══ SUPPLIED INFORMATION ══
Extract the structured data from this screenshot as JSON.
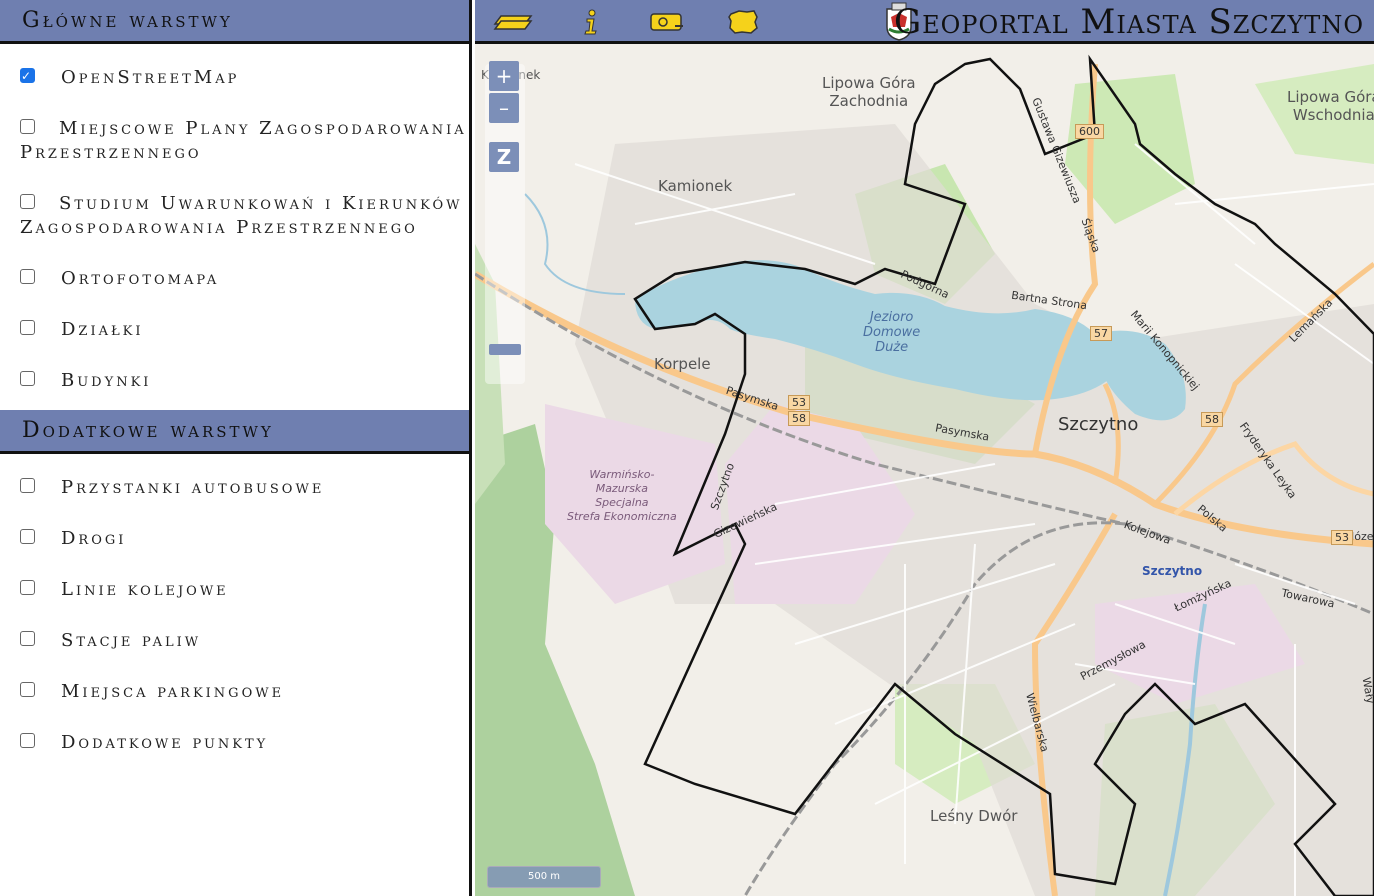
{
  "sidebar": {
    "main_header": "Główne warstwy",
    "main_layers": [
      {
        "label": "OpenStreetMap",
        "checked": true
      },
      {
        "label": "Miejscowe Plany Zagospodarowania Przestrzennego",
        "checked": false
      },
      {
        "label": "Studium Uwarunkowań i Kierunków Zagospodarowania Przestrzennego",
        "checked": false
      },
      {
        "label": "Ortofotomapa",
        "checked": false
      },
      {
        "label": "Działki",
        "checked": false
      },
      {
        "label": "Budynki",
        "checked": false
      }
    ],
    "extra_header": "Dodatkowe warstwy",
    "extra_layers": [
      {
        "label": "Przystanki autobusowe",
        "checked": false
      },
      {
        "label": "Drogi",
        "checked": false
      },
      {
        "label": "Linie kolejowe",
        "checked": false
      },
      {
        "label": "Stacje paliw",
        "checked": false
      },
      {
        "label": "Miejsca parkingowe",
        "checked": false
      },
      {
        "label": "Dodatkowe punkty",
        "checked": false
      }
    ]
  },
  "topbar": {
    "title": "Geoportal Miasta Szczytno",
    "tools": [
      "layers-icon",
      "info-icon",
      "measure-icon",
      "poland-map-icon"
    ]
  },
  "map": {
    "zoom_in": "+",
    "zoom_out": "–",
    "zoom_extent": "Z",
    "scale_label": "500 m",
    "places": {
      "kamionek": "Kamionek",
      "kamionek_top": "Kamionek",
      "lipowa_zach_1": "Lipowa Góra",
      "lipowa_zach_2": "Zachodnia",
      "lipowa_wsch_1": "Lipowa Góra",
      "lipowa_wsch_2": "Wschodnia",
      "korpele": "Korpele",
      "szczytno": "Szczytno",
      "lesny_dwor": "Leśny Dwór",
      "lake_1": "Jezioro",
      "lake_2": "Domowe",
      "lake_3": "Duże",
      "zone_1": "Warmińsko-",
      "zone_2": "Mazurska",
      "zone_3": "Specjalna",
      "zone_4": "Strefa Ekonomiczna",
      "station": "Szczytno"
    },
    "roads": {
      "pasymska_1": "Pasymska",
      "pasymska_2": "Pasymska",
      "bartna": "Bartna Strona",
      "podgorna": "Podgórna",
      "slaska": "Śląska",
      "gizewiusza": "Gustawa Gizewiusza",
      "konopnickiej": "Marii Konopnickiej",
      "lemanska": "Lemańska",
      "fryderyka": "Fryderyka Leyka",
      "polska": "Polska",
      "kolejowa": "Kolejowa",
      "lomzynska": "Łomżyńska",
      "towarowa": "Towarowa",
      "przemyslowa": "Przemysłowa",
      "wielbarska": "Wielbarska",
      "szczytno_st": "Szczytno",
      "gizewienska": "Gizewieńska",
      "wawy": "Wały",
      "jozefa": "Józe"
    },
    "shields": {
      "s600": "600",
      "s57": "57",
      "s53a": "53",
      "s58a": "58",
      "s58b": "58",
      "s53b": "53"
    }
  }
}
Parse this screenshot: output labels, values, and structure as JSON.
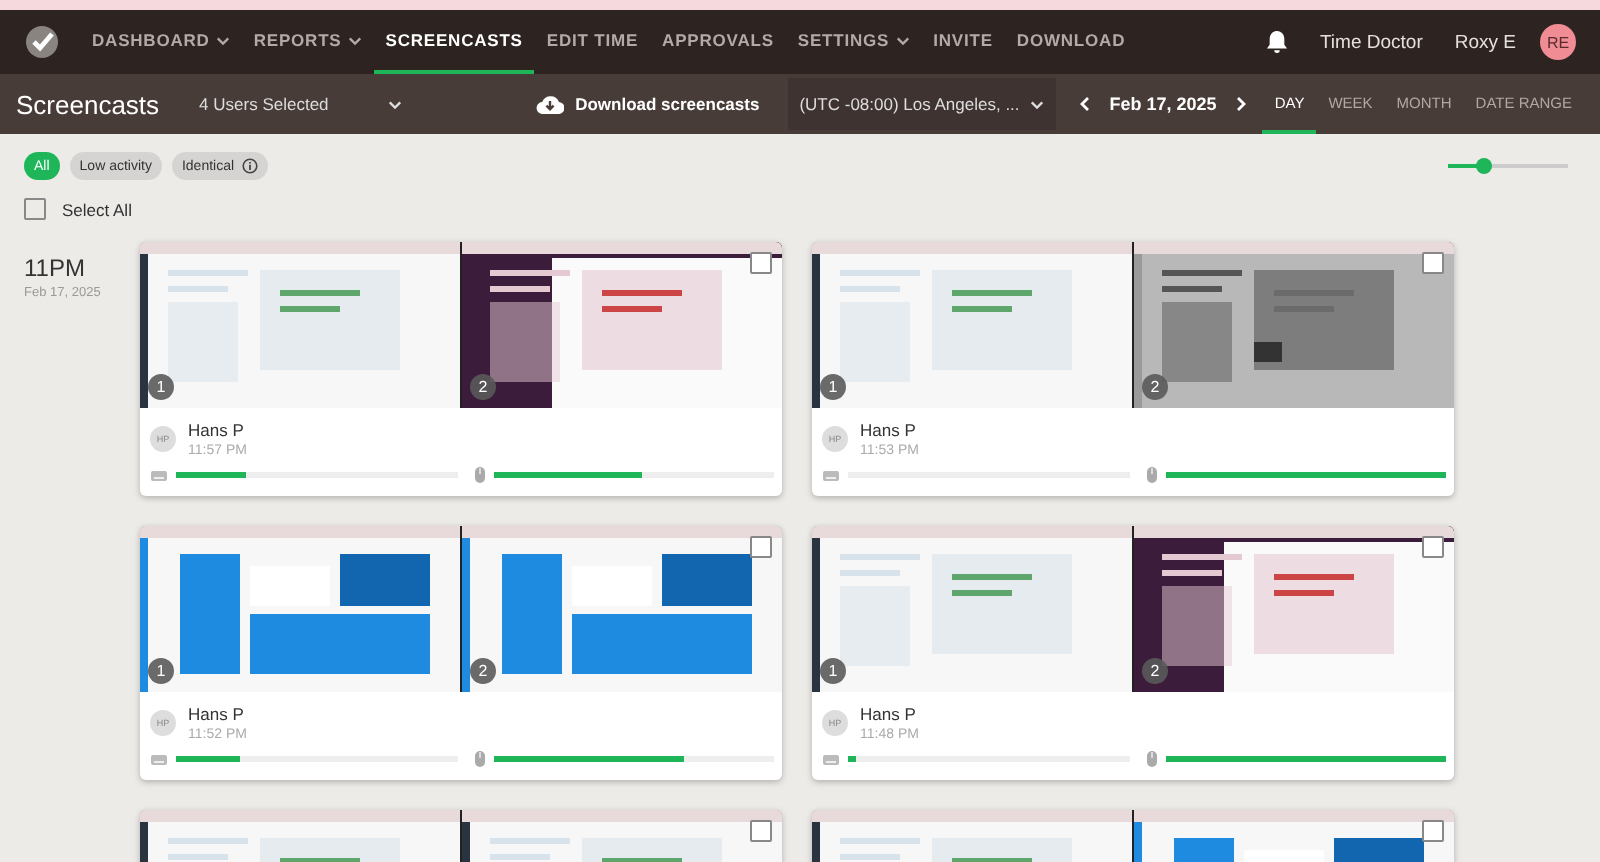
{
  "nav": {
    "items": [
      {
        "label": "DASHBOARD",
        "dropdown": true,
        "selected": false
      },
      {
        "label": "REPORTS",
        "dropdown": true,
        "selected": false
      },
      {
        "label": "SCREENCASTS",
        "dropdown": false,
        "selected": true
      },
      {
        "label": "EDIT TIME",
        "dropdown": false,
        "selected": false
      },
      {
        "label": "APPROVALS",
        "dropdown": false,
        "selected": false
      },
      {
        "label": "SETTINGS",
        "dropdown": true,
        "selected": false
      },
      {
        "label": "INVITE",
        "dropdown": false,
        "selected": false
      },
      {
        "label": "DOWNLOAD",
        "dropdown": false,
        "selected": false
      }
    ],
    "company": "Time Doctor",
    "user": "Roxy E",
    "avatar": "RE"
  },
  "toolbar": {
    "title": "Screencasts",
    "users": "4 Users Selected",
    "download": "Download screencasts",
    "timezone": "(UTC -08:00) Los Angeles, ...",
    "date": "Feb 17, 2025",
    "ranges": [
      {
        "label": "DAY",
        "selected": true
      },
      {
        "label": "WEEK",
        "selected": false
      },
      {
        "label": "MONTH",
        "selected": false
      },
      {
        "label": "DATE RANGE",
        "selected": false
      }
    ]
  },
  "filters": [
    {
      "label": "All",
      "selected": true,
      "info": false
    },
    {
      "label": "Low activity",
      "selected": false,
      "info": false
    },
    {
      "label": "Identical",
      "selected": false,
      "info": true
    }
  ],
  "zoom": {
    "level": 0.3
  },
  "select_all": {
    "label": "Select All",
    "checked": false
  },
  "group": {
    "hour": "11PM",
    "date": "Feb 17, 2025"
  },
  "cards": [
    {
      "thumbs": [
        {
          "kind": "picture",
          "number": "1"
        },
        {
          "kind": "picture",
          "number": "2"
        }
      ],
      "checked": false,
      "initials": "HP",
      "name": "Hans P",
      "time": "11:57 PM",
      "keyboard": {
        "level": 0.25
      },
      "mouse": {
        "level": 0.53
      }
    },
    {
      "thumbs": [
        {
          "kind": "picture",
          "number": "1"
        },
        {
          "kind": "picture",
          "number": "2"
        }
      ],
      "checked": false,
      "initials": "HP",
      "name": "Hans P",
      "time": "11:53 PM",
      "keyboard": {
        "level": 0
      },
      "mouse": {
        "level": 1
      }
    },
    {
      "thumbs": [
        {
          "kind": "picture",
          "number": "1"
        },
        {
          "kind": "picture",
          "number": "2"
        }
      ],
      "checked": false,
      "initials": "HP",
      "name": "Hans P",
      "time": "11:52 PM",
      "keyboard": {
        "level": 0.23
      },
      "mouse": {
        "level": 0.68
      }
    },
    {
      "thumbs": [
        {
          "kind": "picture",
          "number": "1"
        },
        {
          "kind": "picture",
          "number": "2"
        }
      ],
      "checked": false,
      "initials": "HP",
      "name": "Hans P",
      "time": "11:48 PM",
      "keyboard": {
        "level": 0.03
      },
      "mouse": {
        "level": 1
      }
    },
    {
      "checked": false
    },
    {
      "checked": false
    }
  ]
}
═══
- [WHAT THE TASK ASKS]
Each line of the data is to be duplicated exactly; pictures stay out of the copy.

- [ANSWER TO THIS EXERCISE]
Extract the structured data from this screenshot as JSON.
{
  "sidebar": {
    "main_header": "Główne warstwy",
    "main_layers": [
      {
        "label": "OpenStreetMap",
        "checked": true
      },
      {
        "label": "Miejscowe Plany Zagospodarowania Przestrzennego",
        "checked": false
      },
      {
        "label": "Studium Uwarunkowań i Kierunków Zagospodarowania Przestrzennego",
        "checked": false
      },
      {
        "label": "Ortofotomapa",
        "checked": false
      },
      {
        "label": "Działki",
        "checked": false
      },
      {
        "label": "Budynki",
        "checked": false
      }
    ],
    "extra_header": "Dodatkowe warstwy",
    "extra_layers": [
      {
        "label": "Przystanki autobusowe",
        "checked": false
      },
      {
        "label": "Drogi",
        "checked": false
      },
      {
        "label": "Linie kolejowe",
        "checked": false
      },
      {
        "label": "Stacje paliw",
        "checked": false
      },
      {
        "label": "Miejsca parkingowe",
        "checked": false
      },
      {
        "label": "Dodatkowe punkty",
        "checked": false
      }
    ]
  },
  "topbar": {
    "title": "Geoportal Miasta Szczytno",
    "tools": [
      "layers-icon",
      "info-icon",
      "measure-icon",
      "poland-map-icon"
    ]
  },
  "map": {
    "zoom_in": "+",
    "zoom_out": "–",
    "zoom_extent": "Z",
    "scale_label": "500 m",
    "places": {
      "kamionek": "Kamionek",
      "kamionek_top": "Kamionek",
      "lipowa_zach_1": "Lipowa Góra",
      "lipowa_zach_2": "Zachodnia",
      "lipowa_wsch_1": "Lipowa Góra",
      "lipowa_wsch_2": "Wschodnia",
      "korpele": "Korpele",
      "szczytno": "Szczytno",
      "lesny_dwor": "Leśny Dwór",
      "lake_1": "Jezioro",
      "lake_2": "Domowe",
      "lake_3": "Duże",
      "zone_1": "Warmińsko-",
      "zone_2": "Mazurska",
      "zone_3": "Specjalna",
      "zone_4": "Strefa Ekonomiczna",
      "station": "Szczytno"
    },
    "roads": {
      "pasymska_1": "Pasymska",
      "pasymska_2": "Pasymska",
      "bartna": "Bartna Strona",
      "podgorna": "Podgórna",
      "slaska": "Śląska",
      "gizewiusza": "Gustawa Gizewiusza",
      "konopnickiej": "Marii Konopnickiej",
      "lemanska": "Lemańska",
      "fryderyka": "Fryderyka Leyka",
      "polska": "Polska",
      "kolejowa": "Kolejowa",
      "lomzynska": "Łomżyńska",
      "towarowa": "Towarowa",
      "przemyslowa": "Przemysłowa",
      "wielbarska": "Wielbarska",
      "szczytno_st": "Szczytno",
      "gizewienska": "Gizewieńska",
      "wawy": "Wały",
      "jozefa": "Józe"
    },
    "shields": {
      "s600": "600",
      "s57": "57",
      "s53a": "53",
      "s58a": "58",
      "s58b": "58",
      "s53b": "53"
    }
  }
}
Parse this screenshot: output labels, values, and structure as JSON.
{
  "nav": {
    "items": [
      {
        "label": "DASHBOARD",
        "dropdown": true,
        "selected": false
      },
      {
        "label": "REPORTS",
        "dropdown": true,
        "selected": false
      },
      {
        "label": "SCREENCASTS",
        "dropdown": false,
        "selected": true
      },
      {
        "label": "EDIT TIME",
        "dropdown": false,
        "selected": false
      },
      {
        "label": "APPROVALS",
        "dropdown": false,
        "selected": false
      },
      {
        "label": "SETTINGS",
        "dropdown": true,
        "selected": false
      },
      {
        "label": "INVITE",
        "dropdown": false,
        "selected": false
      },
      {
        "label": "DOWNLOAD",
        "dropdown": false,
        "selected": false
      }
    ],
    "company": "Time Doctor",
    "user": "Roxy E",
    "avatar": "RE"
  },
  "toolbar": {
    "title": "Screencasts",
    "users": "4 Users Selected",
    "download": "Download screencasts",
    "timezone": "(UTC -08:00) Los Angeles, ...",
    "date": "Feb 17, 2025",
    "ranges": [
      {
        "label": "DAY",
        "selected": true
      },
      {
        "label": "WEEK",
        "selected": false
      },
      {
        "label": "MONTH",
        "selected": false
      },
      {
        "label": "DATE RANGE",
        "selected": false
      }
    ]
  },
  "filters": [
    {
      "label": "All",
      "selected": true,
      "info": false
    },
    {
      "label": "Low activity",
      "selected": false,
      "info": false
    },
    {
      "label": "Identical",
      "selected": false,
      "info": true
    }
  ],
  "zoom": {
    "level": 0.3
  },
  "select_all": {
    "label": "Select All",
    "checked": false
  },
  "group": {
    "hour": "11PM",
    "date": "Feb 17, 2025"
  },
  "cards": [
    {
      "thumbs": [
        {
          "kind": "picture",
          "number": "1"
        },
        {
          "kind": "picture",
          "number": "2"
        }
      ],
      "checked": false,
      "initials": "HP",
      "name": "Hans P",
      "time": "11:57 PM",
      "keyboard": {
        "level": 0.25
      },
      "mouse": {
        "level": 0.53
      }
    },
    {
      "thumbs": [
        {
          "kind": "picture",
          "number": "1"
        },
        {
          "kind": "picture",
          "number": "2"
        }
      ],
      "checked": false,
      "initials": "HP",
      "name": "Hans P",
      "time": "11:53 PM",
      "keyboard": {
        "level": 0
      },
      "mouse": {
        "level": 1
      }
    },
    {
      "thumbs": [
        {
          "kind": "picture",
          "number": "1"
        },
        {
          "kind": "picture",
          "number": "2"
        }
      ],
      "checked": false,
      "initials": "HP",
      "name": "Hans P",
      "time": "11:52 PM",
      "keyboard": {
        "level": 0.23
      },
      "mouse": {
        "level": 0.68
      }
    },
    {
      "thumbs": [
        {
          "kind": "picture",
          "number": "1"
        },
        {
          "kind": "picture",
          "number": "2"
        }
      ],
      "checked": false,
      "initials": "HP",
      "name": "Hans P",
      "time": "11:48 PM",
      "keyboard": {
        "level": 0.03
      },
      "mouse": {
        "level": 1
      }
    },
    {
      "checked": false
    },
    {
      "checked": false
    }
  ]
}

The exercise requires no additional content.